This week’s topic is one that touches my heart greatly. Child Sexual Abuse (CSA) has been going on for many decades, but is just being looked into in the slightest of ways, in the last couple of years. Little attention and effort is given to it, this is because of the lifelong issue of stigma and discrimination that could be faced by victims as a result of it being exposed. A lot of families that it has happened to would prefer not to deal with it because of the stress it might cause to them, they do not want their family to be stigmatized, they do not want to “blow it out of proportion”, because they think that it is easier to burry it than to actually confront it, deal with it and stop it in its tracks. Forgetting that there are other long lasting future effects of child abuse on the victim, which include emotional instability, increased sexual behaviour, faulty interaction with others, drug and alcohol abuse and other deviant behaviours. Sexual abuse is linked to poor mental and physical health with outcomes that include self-harm, thoughts of suicide and sexually transmitted infections. Jummai is one of the lucky few who did not go through the trauma of rape and violent sexual abuse, even though what she experienced was also sexual abuse.

The Child’s Rights Act of Nigeria (not many of us know that it exists), passed in 2003, defines a child as anyone under the age of 18 years old. This means anyone who is under 18, is a child. It does not matter how womanly or mature she looks, she is still a child who is unable to make informed choices about sex.

Although all forms of sexual abuse whether perpetrated against adult victims or child victims, are wrong and have been prohibited, with sentences for offenders, child sexual abuse constitutes a huge percentage, which has not been adequately captured by statistics. This is not unconnected to the underreported cases of child sexual abuse due to families’ wish to avoid stigma and discrimination against the child victim and even the perpetrator. Child sexual abuse is even more insidious because the victims are given very little or no choice and they are powerless to make an adult decision, which they know nothing about. This then affects them in future and makes them live a life that was foisted on them due to circumstances beyond their control. Rather than live a normal life that every child is expected to have.

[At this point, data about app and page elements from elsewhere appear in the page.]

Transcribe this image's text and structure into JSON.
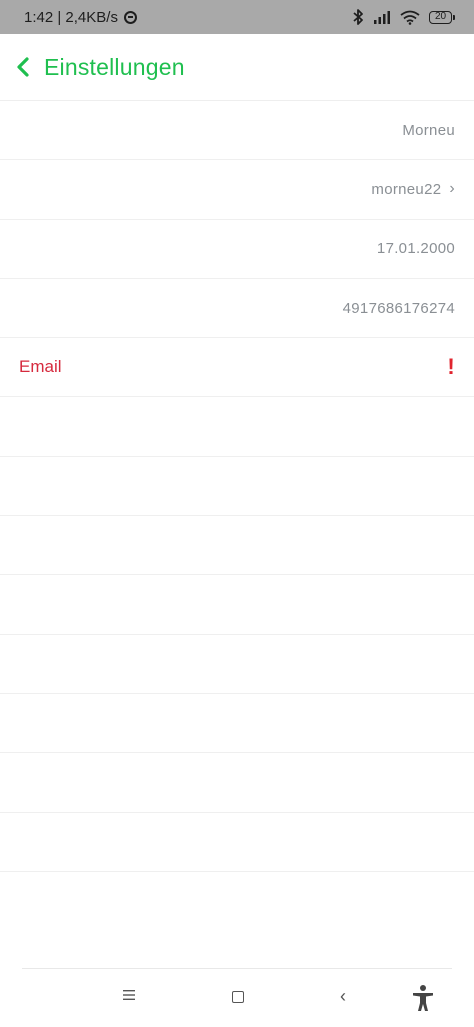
{
  "status_bar": {
    "time_speed": "1:42 | 2,4KB/s",
    "battery": "20"
  },
  "header": {
    "title": "Einstellungen"
  },
  "rows": [
    {
      "label": "",
      "value": "Morneu"
    },
    {
      "label": "",
      "value": "morneu22"
    },
    {
      "label": "",
      "value": "17.01.2000"
    },
    {
      "label": "",
      "value": "4917686176274"
    },
    {
      "label": "Email",
      "value": ""
    }
  ],
  "colors": {
    "accent": "#1fbf4f",
    "alert": "#d62a3e",
    "status_bar": "#a9a9a9"
  },
  "icons": [
    "back-chevron-icon",
    "chevron-right-icon",
    "exclamation-icon",
    "do-not-disturb-icon",
    "bluetooth-icon",
    "signal-icon",
    "wifi-icon",
    "battery-icon",
    "menu-icon",
    "home-icon",
    "back-icon",
    "accessibility-icon"
  ]
}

There are some myths about CSA, which have been ongoing for some time that has helped in the perpetuation of child sexual abuse over the years. Next week I will highlight some of those myths and some suggested solutions to this problem.

Until then, have a blessed and thoughtful week. Lots of love!